It is a typical morning in the Portland metro area with buses, cars, bikes and pedestrians maneuvering the streets for their commute. A call comes over the radio from dispatch: “Doc, there’s a bird on the road and we need you to rescue it.”
A TriMet employee since 1986, Ron “Doc” Chambers has gone above and beyond the boundaries of his job description. In addition to being an outstanding bus operator, rail operator and trainer, he has been the call guy for all injured animals TriMet employees come across, both at home and on the job. Doc credits his childhood, which he spent in rural areas of England and Spain with very few veterinarians, for his passion for birds and other animals.
Doc has rescued animals for operators, supervisors, neighbors and even the Portland Police. He repaired the cracked shell of a turtle that got hit by a MAX train, got a hawk out from the rafters of a rail garage, and saved countless pigeons from the side of the road that empathetic bus operators called him about. Outside of TriMet calls, Doc mainly rescues parakeets, which he saves and keeps until he can find them ‘forever homes.’

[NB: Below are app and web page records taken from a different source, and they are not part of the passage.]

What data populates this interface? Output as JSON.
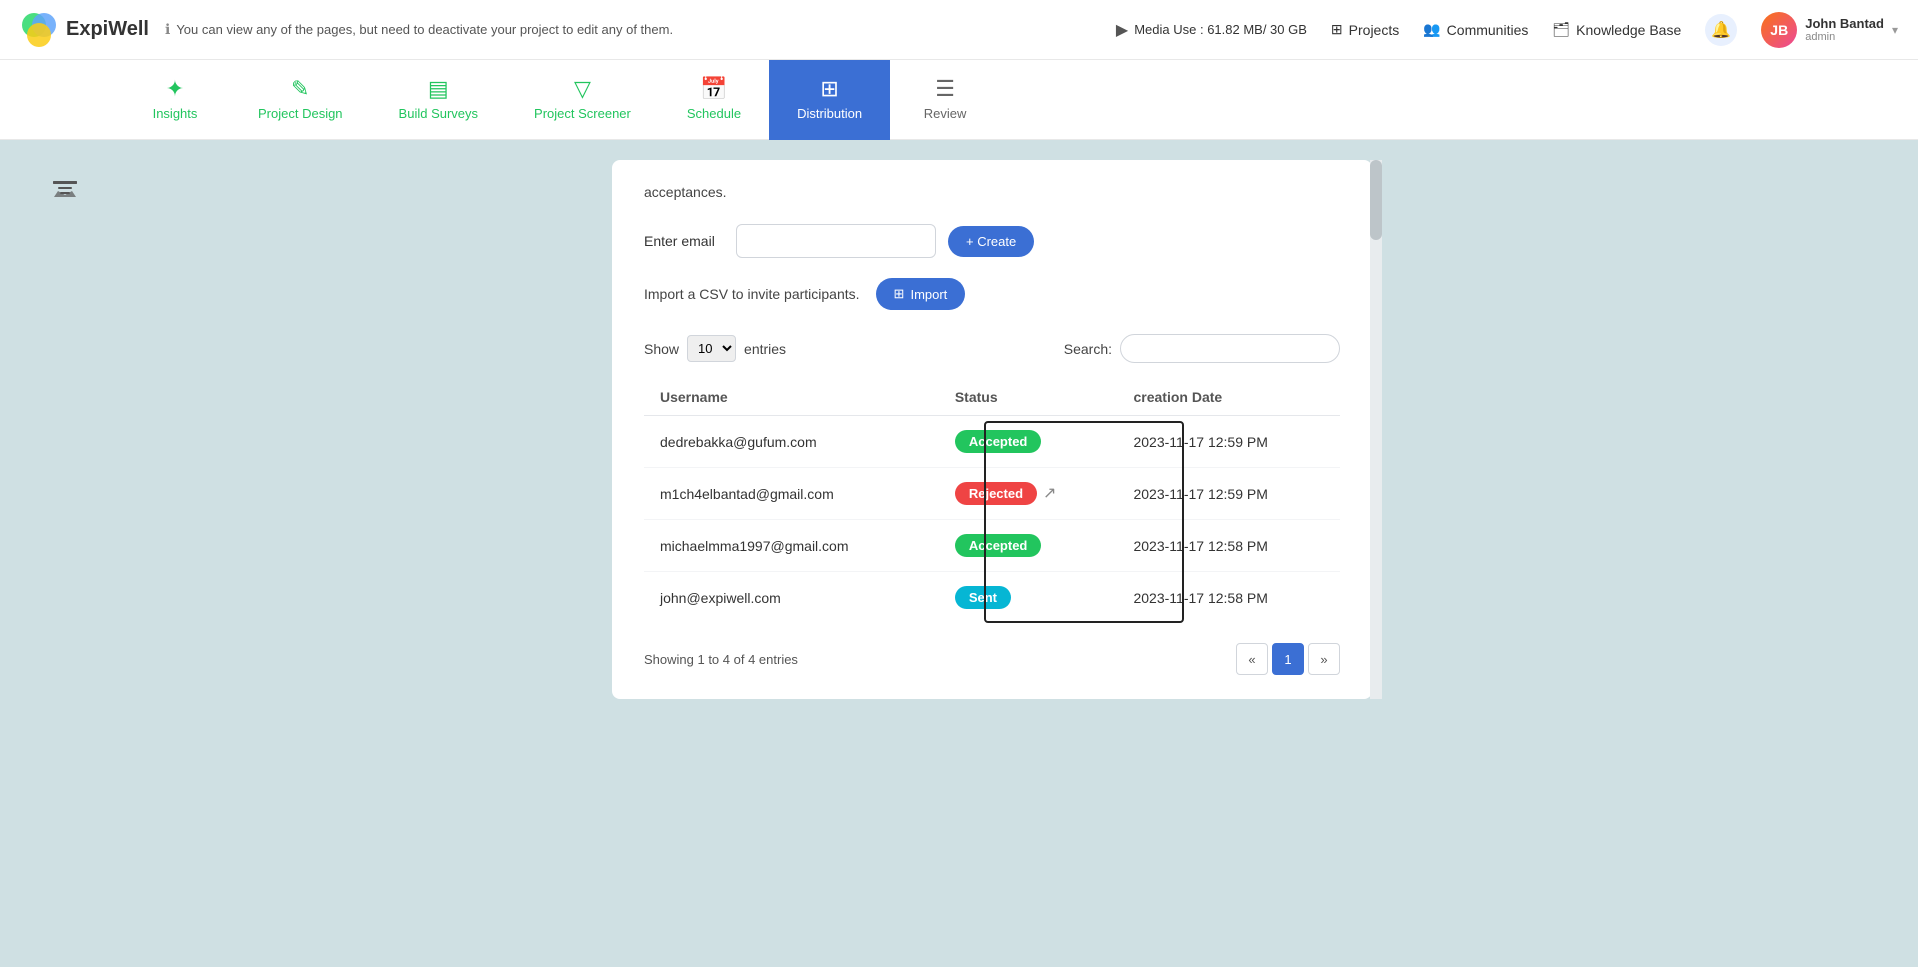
{
  "header": {
    "logo_text": "ExpiWell",
    "info_message": "You can view any of the pages, but need to deactivate your project to edit any of them.",
    "media_use_label": "Media Use : 61.82 MB/ 30 GB",
    "projects_label": "Projects",
    "communities_label": "Communities",
    "knowledge_base_label": "Knowledge Base",
    "user_name": "John Bantad",
    "user_role": "admin"
  },
  "tabs": [
    {
      "id": "insights",
      "label": "Insights",
      "icon": "✦",
      "active": false
    },
    {
      "id": "project-design",
      "label": "Project Design",
      "icon": "✎",
      "active": false
    },
    {
      "id": "build-surveys",
      "label": "Build Surveys",
      "icon": "▤",
      "active": false
    },
    {
      "id": "project-screener",
      "label": "Project Screener",
      "icon": "▽",
      "active": false
    },
    {
      "id": "schedule",
      "label": "Schedule",
      "icon": "📅",
      "active": false
    },
    {
      "id": "distribution",
      "label": "Distribution",
      "icon": "⊞",
      "active": true
    },
    {
      "id": "review",
      "label": "Review",
      "icon": "☰",
      "active": false
    }
  ],
  "content": {
    "acceptance_text": "acceptances.",
    "email_label": "Enter email",
    "email_placeholder": "",
    "create_btn_label": "+ Create",
    "import_text": "Import a CSV to invite participants.",
    "import_btn_label": "Import",
    "show_label": "Show",
    "show_value": "10",
    "entries_label": "entries",
    "search_label": "Search:",
    "search_placeholder": "",
    "table": {
      "columns": [
        "Username",
        "Status",
        "creation Date"
      ],
      "rows": [
        {
          "username": "dedrebakka@gufum.com",
          "status": "Accepted",
          "status_type": "accepted",
          "date": "2023-11-17 12:59 PM"
        },
        {
          "username": "m1ch4elbantad@gmail.com",
          "status": "Rejected",
          "status_type": "rejected",
          "date": "2023-11-17 12:59 PM"
        },
        {
          "username": "michaelmma1997@gmail.com",
          "status": "Accepted",
          "status_type": "accepted",
          "date": "2023-11-17 12:58 PM"
        },
        {
          "username": "john@expiwell.com",
          "status": "Sent",
          "status_type": "sent",
          "date": "2023-11-17 12:58 PM"
        }
      ]
    },
    "pagination": {
      "showing_text": "Showing 1 to 4 of 4 entries",
      "current_page": 1
    }
  },
  "colors": {
    "accent": "#3b6fd4",
    "accepted": "#22c55e",
    "rejected": "#ef4444",
    "sent": "#06b6d4",
    "tab_active_bg": "#3b6fd4"
  }
}
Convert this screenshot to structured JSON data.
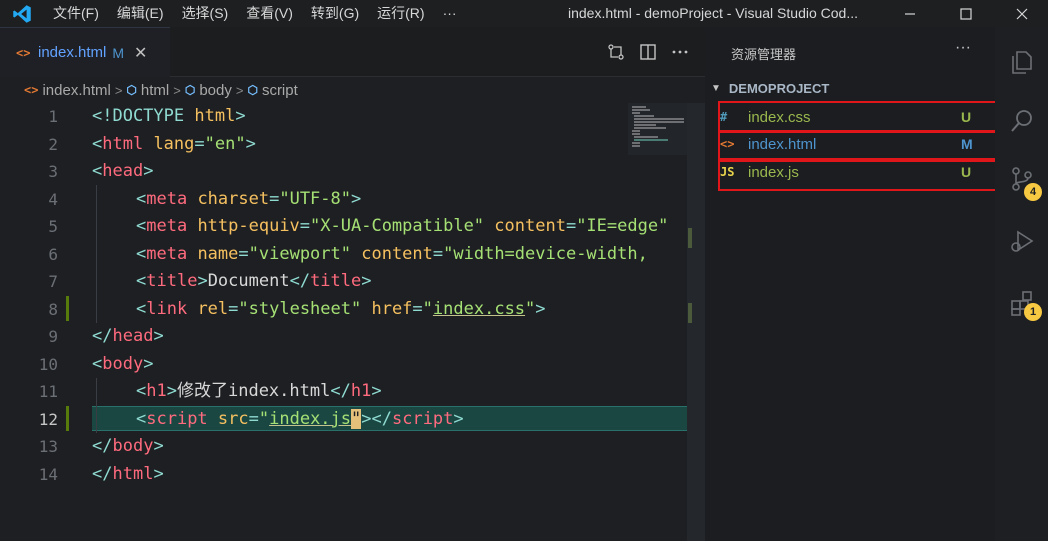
{
  "titlebar": {
    "menu": [
      "文件(F)",
      "编辑(E)",
      "选择(S)",
      "查看(V)",
      "转到(G)",
      "运行(R)",
      "···"
    ],
    "title": "index.html - demoProject - Visual Studio Cod...",
    "logo_color": "#23a9f2"
  },
  "tab": {
    "icon": "<>",
    "label": "index.html",
    "status": "M",
    "close": "✕"
  },
  "breadcrumb": {
    "file": "index.html",
    "items": [
      "html",
      "body",
      "script"
    ]
  },
  "editor": {
    "line_numbers": [
      "1",
      "2",
      "3",
      "4",
      "5",
      "6",
      "7",
      "8",
      "9",
      "10",
      "11",
      "12",
      "13",
      "14"
    ],
    "active_line": "12",
    "lines": {
      "l1_a": "<!DOCTYPE ",
      "l1_b": "html",
      "l1_c": ">",
      "l2_a": "<",
      "l2_b": "html",
      "l2_c": " lang",
      "l2_d": "=",
      "l2_e": "\"en\"",
      "l2_f": ">",
      "l3_a": "<",
      "l3_b": "head",
      "l3_c": ">",
      "l4_a": "<",
      "l4_b": "meta",
      "l4_c": " charset",
      "l4_d": "=",
      "l4_e": "\"UTF-8\"",
      "l4_f": ">",
      "l5_a": "<",
      "l5_b": "meta",
      "l5_c": " http-equiv",
      "l5_d": "=",
      "l5_e": "\"X-UA-Compatible\"",
      "l5_f": " content",
      "l5_g": "=",
      "l5_h": "\"IE=edge\"",
      "l6_a": "<",
      "l6_b": "meta",
      "l6_c": " name",
      "l6_d": "=",
      "l6_e": "\"viewport\"",
      "l6_f": " content",
      "l6_g": "=",
      "l6_h": "\"width=device-width,",
      "l7_a": "<",
      "l7_b": "title",
      "l7_c": ">",
      "l7_d": "Document",
      "l7_e": "</",
      "l7_f": "title",
      "l7_g": ">",
      "l8_a": "<",
      "l8_b": "link",
      "l8_c": " rel",
      "l8_d": "=",
      "l8_e": "\"stylesheet\"",
      "l8_f": " href",
      "l8_g": "=",
      "l8_h": "\"",
      "l8_i": "index.css",
      "l8_j": "\"",
      "l8_k": ">",
      "l9_a": "</",
      "l9_b": "head",
      "l9_c": ">",
      "l10_a": "<",
      "l10_b": "body",
      "l10_c": ">",
      "l11_a": "<",
      "l11_b": "h1",
      "l11_c": ">",
      "l11_d": "修改了index.html",
      "l11_e": "</",
      "l11_f": "h1",
      "l11_g": ">",
      "l12_a": "<",
      "l12_b": "script",
      "l12_c": " src",
      "l12_d": "=",
      "l12_e": "\"",
      "l12_f": "index.js",
      "l12_g": "\"",
      "l12_h": "></",
      "l12_i": "script",
      "l12_j": ">",
      "l13_a": "</",
      "l13_b": "body",
      "l13_c": ">",
      "l14_a": "</",
      "l14_b": "html",
      "l14_c": ">"
    }
  },
  "explorer": {
    "title": "资源管理器",
    "more": "···",
    "project": "DEMOPROJECT",
    "files": [
      {
        "icon": "#",
        "name": "index.css",
        "status": "U",
        "icon_color": "#519aba",
        "name_color": "#9ab84e",
        "status_color": "#9ab84e"
      },
      {
        "icon": "<>",
        "name": "index.html",
        "status": "M",
        "icon_color": "#e37933",
        "name_color": "#4e94ce",
        "status_color": "#4e94ce"
      },
      {
        "icon": "JS",
        "name": "index.js",
        "status": "U",
        "icon_color": "#e8d44d",
        "name_color": "#9ab84e",
        "status_color": "#9ab84e"
      }
    ]
  },
  "activity": {
    "icons": [
      "files-icon",
      "search-icon",
      "source-control-icon",
      "run-debug-icon",
      "extensions-icon"
    ],
    "source_control_badge": "4",
    "extensions_badge": "1"
  },
  "colors": {
    "highlight_box": "#e0161b",
    "badge": "#f7c842"
  }
}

In his first year as a TriMet operator, Doc was driving his bus through North Portland when a call came over the radio that a pigeon had been hit by a bus and no one knew how to help it. He got on the radio and said that if someone could deliver the pigeon to him, he could nurse her back to health. “The next day, I came back into work and my supervisor said, ‘Well, you’re just a regular Doc Chambers!’ The name stuck,” he says. He repaired the bird’s broken wing, cared for her punctured lung, and years later she died of old age with Doc and his wife at their home.
In the early 2000s, degenerating eyesight forced Doc to transition into a training role, but it hasn’t stopped him from saving animals. Just last week Doc found a dog wandering the storage yard at TriMet’s Ruby Junction facility. She was malnourished and had sores. Unable to care for her at home, Doc found fellow training supervisor David White to nurse her back to health. David and his family have since adopted her and named her Daisy.
Written by Maya Trachtenberg, TriMet summer intern
Maya Trachtenberg is an undergraduate from University of Washington, who grew up in Portland and on TriMet. She was a summer journalist for the Jewish Review newspaper, and had an internship doing writing and public relations for the Portland Fire Bureau. During her internship at TriMet, Maya interviewed transit riders and TriMet employees for internal and promotional publications.
Photo by Alysha Beck, TriMet summer intern
Alysha Beck is a photojournalism graduate from University of Oregon. She has interned for The Oregonian, YH! World (a London-based online magazine), and was a freelance photographer for Long Run Picture Company in Eugene, Oregon. As an intern for TriMet, Alysha took pictures and videos of riders, operators, and management for internal and promotional publications. Alysha is now a staff journalist at Coos Bay and Southern Oregon Coast’s newspaper, The World.